§ **Dataset rows describing interfaces**:
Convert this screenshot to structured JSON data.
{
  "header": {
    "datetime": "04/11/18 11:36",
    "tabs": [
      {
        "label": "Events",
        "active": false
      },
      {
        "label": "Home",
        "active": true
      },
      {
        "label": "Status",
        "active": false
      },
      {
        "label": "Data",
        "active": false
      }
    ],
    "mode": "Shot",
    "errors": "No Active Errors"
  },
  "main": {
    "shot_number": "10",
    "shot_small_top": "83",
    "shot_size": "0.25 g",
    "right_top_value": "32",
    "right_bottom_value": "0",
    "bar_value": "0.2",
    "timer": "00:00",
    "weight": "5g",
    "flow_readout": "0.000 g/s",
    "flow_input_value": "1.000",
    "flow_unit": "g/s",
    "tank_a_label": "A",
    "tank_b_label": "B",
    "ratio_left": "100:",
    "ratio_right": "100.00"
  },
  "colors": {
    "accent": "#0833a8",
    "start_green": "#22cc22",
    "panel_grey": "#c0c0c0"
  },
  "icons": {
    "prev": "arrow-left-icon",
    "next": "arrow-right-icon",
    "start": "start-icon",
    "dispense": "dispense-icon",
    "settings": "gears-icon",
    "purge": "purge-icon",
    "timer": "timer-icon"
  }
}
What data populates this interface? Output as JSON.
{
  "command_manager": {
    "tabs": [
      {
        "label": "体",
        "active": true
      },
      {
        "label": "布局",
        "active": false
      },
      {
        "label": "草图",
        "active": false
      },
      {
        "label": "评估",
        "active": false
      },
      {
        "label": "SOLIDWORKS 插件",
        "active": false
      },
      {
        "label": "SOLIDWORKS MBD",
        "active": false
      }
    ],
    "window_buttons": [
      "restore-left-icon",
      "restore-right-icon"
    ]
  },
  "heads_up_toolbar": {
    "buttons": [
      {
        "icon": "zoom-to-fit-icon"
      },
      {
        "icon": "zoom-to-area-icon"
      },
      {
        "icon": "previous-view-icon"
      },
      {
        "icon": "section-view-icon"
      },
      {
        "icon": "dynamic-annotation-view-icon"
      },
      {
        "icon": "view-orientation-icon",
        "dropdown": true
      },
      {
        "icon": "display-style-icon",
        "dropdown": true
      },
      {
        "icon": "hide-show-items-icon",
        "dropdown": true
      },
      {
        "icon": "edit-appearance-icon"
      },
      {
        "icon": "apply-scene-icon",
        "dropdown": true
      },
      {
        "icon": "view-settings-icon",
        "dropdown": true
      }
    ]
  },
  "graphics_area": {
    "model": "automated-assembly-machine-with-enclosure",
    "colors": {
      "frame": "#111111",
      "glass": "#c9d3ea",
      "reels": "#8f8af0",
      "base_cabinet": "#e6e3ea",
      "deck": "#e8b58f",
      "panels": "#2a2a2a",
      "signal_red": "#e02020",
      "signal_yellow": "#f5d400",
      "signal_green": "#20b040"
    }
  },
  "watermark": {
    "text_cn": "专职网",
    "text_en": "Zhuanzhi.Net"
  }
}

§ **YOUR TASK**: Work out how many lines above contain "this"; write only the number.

§ **TASK ANSWER**: 2